> [REQUIREMENT] Repeat the records below word for word, but start at the line that contains "Enumerate this screenshot's", stop after the last line, and include nothing else.

> [DATA TO EXAMINE]
▬▬▬▬▬▬▬▬▬▬

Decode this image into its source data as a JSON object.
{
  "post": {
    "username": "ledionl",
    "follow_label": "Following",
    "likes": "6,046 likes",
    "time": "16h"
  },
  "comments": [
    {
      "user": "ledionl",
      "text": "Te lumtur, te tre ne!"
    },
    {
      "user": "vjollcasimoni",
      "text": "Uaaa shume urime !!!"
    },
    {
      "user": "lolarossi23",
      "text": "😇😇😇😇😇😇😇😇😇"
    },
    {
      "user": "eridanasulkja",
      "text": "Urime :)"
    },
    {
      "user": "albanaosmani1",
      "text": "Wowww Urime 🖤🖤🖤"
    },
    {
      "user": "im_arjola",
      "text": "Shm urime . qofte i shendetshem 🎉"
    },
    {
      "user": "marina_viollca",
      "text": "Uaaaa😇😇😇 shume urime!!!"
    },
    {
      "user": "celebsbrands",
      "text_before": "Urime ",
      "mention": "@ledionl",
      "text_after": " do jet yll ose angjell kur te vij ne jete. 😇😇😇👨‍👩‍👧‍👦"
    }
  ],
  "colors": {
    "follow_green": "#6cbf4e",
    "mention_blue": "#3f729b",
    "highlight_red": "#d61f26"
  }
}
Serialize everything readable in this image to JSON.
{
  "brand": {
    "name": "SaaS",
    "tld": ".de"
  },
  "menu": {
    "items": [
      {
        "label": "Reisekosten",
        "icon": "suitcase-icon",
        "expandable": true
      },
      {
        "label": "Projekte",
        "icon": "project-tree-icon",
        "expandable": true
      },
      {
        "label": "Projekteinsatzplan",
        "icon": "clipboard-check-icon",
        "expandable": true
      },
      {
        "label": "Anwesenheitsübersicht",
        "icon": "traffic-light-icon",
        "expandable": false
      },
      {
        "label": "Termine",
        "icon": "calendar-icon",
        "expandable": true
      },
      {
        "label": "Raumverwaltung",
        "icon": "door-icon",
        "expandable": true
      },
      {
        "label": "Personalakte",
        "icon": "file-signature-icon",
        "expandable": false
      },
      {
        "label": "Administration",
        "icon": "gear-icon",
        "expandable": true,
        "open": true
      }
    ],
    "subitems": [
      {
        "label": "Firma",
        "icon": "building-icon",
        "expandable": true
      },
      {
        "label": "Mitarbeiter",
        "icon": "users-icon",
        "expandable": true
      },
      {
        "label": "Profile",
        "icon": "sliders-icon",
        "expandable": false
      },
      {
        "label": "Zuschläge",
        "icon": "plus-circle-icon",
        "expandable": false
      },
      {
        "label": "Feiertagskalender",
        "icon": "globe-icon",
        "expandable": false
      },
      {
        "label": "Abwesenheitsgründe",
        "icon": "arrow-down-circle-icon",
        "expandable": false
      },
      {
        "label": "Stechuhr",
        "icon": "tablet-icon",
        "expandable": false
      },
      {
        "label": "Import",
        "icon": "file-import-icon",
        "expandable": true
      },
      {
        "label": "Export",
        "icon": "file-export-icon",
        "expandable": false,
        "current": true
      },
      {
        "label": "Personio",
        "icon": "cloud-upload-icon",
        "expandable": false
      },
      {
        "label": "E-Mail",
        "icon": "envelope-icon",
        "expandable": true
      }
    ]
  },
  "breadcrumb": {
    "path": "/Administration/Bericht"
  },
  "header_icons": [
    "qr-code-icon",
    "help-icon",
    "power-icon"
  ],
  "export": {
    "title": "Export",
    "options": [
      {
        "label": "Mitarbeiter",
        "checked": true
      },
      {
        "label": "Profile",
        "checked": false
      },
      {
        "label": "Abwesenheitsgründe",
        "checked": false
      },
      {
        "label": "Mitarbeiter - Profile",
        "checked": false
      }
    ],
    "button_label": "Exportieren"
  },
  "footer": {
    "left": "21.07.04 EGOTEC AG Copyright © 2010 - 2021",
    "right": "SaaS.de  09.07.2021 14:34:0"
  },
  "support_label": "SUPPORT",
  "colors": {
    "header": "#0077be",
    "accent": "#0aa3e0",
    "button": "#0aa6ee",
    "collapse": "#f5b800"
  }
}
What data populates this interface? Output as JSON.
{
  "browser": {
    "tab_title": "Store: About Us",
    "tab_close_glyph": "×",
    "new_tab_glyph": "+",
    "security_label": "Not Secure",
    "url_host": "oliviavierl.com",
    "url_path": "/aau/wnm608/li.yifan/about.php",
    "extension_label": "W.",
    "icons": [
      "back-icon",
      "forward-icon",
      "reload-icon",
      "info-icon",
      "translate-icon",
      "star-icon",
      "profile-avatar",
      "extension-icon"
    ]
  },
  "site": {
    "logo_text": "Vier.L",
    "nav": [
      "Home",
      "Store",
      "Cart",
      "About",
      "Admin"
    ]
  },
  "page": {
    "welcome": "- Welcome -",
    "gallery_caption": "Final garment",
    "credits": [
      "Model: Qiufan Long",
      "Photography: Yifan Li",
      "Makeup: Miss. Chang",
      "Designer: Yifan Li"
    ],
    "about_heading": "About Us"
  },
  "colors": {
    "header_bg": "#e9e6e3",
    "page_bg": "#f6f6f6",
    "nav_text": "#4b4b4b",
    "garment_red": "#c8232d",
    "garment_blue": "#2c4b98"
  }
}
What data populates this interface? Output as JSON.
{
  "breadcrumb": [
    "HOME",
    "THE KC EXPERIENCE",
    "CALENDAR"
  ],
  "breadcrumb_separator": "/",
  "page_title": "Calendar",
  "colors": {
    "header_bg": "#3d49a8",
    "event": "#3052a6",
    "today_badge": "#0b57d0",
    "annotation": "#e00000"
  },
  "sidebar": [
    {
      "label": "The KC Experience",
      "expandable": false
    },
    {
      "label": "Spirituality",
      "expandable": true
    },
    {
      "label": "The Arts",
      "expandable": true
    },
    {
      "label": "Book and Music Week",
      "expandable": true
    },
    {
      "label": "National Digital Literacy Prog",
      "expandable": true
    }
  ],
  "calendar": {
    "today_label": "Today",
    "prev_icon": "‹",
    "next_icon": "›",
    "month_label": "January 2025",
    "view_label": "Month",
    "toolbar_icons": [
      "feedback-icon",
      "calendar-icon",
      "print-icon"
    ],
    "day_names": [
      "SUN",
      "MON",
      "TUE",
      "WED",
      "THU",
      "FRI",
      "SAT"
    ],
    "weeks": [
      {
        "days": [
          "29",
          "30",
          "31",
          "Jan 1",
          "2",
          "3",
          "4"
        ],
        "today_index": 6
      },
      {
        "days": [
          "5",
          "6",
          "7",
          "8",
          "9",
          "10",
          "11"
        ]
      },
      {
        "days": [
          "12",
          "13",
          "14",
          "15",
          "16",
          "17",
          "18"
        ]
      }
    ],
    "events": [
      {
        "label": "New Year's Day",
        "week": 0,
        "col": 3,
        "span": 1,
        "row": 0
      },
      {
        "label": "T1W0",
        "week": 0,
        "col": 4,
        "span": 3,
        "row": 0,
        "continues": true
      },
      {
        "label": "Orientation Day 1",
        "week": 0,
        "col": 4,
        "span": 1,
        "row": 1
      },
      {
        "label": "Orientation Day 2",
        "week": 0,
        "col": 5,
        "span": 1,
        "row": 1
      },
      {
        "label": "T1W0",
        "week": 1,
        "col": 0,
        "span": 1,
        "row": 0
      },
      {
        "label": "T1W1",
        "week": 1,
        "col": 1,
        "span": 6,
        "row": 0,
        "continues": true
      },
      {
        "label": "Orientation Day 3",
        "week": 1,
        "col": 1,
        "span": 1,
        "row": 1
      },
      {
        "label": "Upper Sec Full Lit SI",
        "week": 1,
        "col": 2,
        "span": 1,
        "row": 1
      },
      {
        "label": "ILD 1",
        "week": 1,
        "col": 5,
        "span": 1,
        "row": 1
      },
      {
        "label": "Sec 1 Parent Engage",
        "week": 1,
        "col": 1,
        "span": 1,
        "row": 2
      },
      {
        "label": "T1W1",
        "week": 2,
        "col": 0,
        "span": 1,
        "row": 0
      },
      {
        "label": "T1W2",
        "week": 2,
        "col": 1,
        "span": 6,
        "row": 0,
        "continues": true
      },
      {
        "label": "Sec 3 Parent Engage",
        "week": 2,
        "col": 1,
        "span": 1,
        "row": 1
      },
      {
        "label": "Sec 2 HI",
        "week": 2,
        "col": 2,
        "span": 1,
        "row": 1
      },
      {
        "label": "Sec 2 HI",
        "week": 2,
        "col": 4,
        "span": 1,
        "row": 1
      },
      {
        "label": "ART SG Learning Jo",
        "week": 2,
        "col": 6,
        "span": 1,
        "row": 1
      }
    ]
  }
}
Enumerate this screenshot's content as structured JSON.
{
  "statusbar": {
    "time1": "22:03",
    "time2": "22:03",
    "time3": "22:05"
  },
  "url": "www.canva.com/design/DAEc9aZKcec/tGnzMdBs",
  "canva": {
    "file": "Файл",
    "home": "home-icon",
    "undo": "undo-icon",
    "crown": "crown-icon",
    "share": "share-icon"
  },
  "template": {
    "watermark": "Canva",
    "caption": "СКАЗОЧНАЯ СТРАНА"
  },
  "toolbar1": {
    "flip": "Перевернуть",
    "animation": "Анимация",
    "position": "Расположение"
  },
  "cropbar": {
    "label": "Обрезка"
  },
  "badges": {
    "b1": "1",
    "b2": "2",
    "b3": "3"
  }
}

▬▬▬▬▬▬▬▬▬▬

> [EXERCISE ANSWER]
Enumerate this screenshot's content as structured JSON.
{
  "statusbar": {
    "time1": "22:03",
    "time2": "22:03",
    "time3": "22:05"
  },
  "url": "www.canva.com/design/DAEc9aZKcec/tGnzMdBs",
  "canva": {
    "file": "Файл",
    "home": "home-icon",
    "undo": "undo-icon",
    "crown": "crown-icon",
    "share": "share-icon"
  },
  "template": {
    "watermark": "Canva",
    "caption": "СКАЗОЧНАЯ СТРАНА"
  },
  "toolbar1": {
    "flip": "Перевернуть",
    "animation": "Анимация",
    "position": "Расположение"
  },
  "cropbar": {
    "label": "Обрезка"
  },
  "badges": {
    "b1": "1",
    "b2": "2",
    "b3": "3"
  }
}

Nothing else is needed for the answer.